As with both of our subjects – this leads to disdain and negative feelings from either a fan base and co workers. Management is almost always quick to catch on, and must act accordingly. In the case of a player with a contract, he is simply traded or let go. A recruiter would be terminated, put on extremely difficult searches, or subliminally pushed out the door.
What follows will complete our comparison.
After his first stint with Boston ended with a trade to Dallas, Walker became something known as a journeyman. He suited up for 5 teams in 5 years. When hiring recruiters, similar patterns are easy to spot on resumes. One long tenure chalked full of accomplishments and progression – followed by a number of brief stints in which proper evaluation of one’s contribution is hard to gauge.
The intuitive thought process would lead the hiring manger / GM to see a problem child, and would only pick up such an individual should the need be so great that the warts must be overlooked.
Eventually, both of our subjects will fade in to oblivion – only showing up on their respective contingencies radars for either negative (Walker: DWI, Robber, Bankruptcy) or as an anecdote among former colleagues by the water cooler on a Monday morning.
The legacy of both Walker and the “Volume Recruiter” might be their biggest contribution to the organization. You had someone who for a while operated in an often maddening way – yet seemed to come up big when others couldn’t. They did so with panache and style. Think about Walker’s infamous “Shimmy” that would come out following a big 4th quarter shot.
Or the VR’s insistence on ringing an imaginary bell upon closing a difficult deal on the last day of the quarter. Sure, both of them might have had a really ugly road to get to what ends up being a success, but with these two, they won’t let you remember it.

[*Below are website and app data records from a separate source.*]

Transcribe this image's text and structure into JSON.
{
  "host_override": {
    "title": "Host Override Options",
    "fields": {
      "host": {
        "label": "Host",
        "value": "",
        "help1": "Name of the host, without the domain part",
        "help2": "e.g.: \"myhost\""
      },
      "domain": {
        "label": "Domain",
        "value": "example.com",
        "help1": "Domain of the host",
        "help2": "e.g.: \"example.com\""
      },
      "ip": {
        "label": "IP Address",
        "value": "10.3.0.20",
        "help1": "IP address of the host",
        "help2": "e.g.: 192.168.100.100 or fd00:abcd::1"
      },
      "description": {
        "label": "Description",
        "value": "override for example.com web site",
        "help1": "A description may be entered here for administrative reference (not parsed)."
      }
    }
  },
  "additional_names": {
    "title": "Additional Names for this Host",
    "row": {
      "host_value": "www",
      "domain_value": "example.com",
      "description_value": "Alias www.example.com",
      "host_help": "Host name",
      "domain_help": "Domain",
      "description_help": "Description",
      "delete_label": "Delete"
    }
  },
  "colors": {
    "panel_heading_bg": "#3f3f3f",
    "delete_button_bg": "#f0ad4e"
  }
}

Walker embodies the personality, culture and motivation of someone who is groomed to take over a role in recruiting. While the end sometimes arrives with less than positive results – its hard to overlook the good times.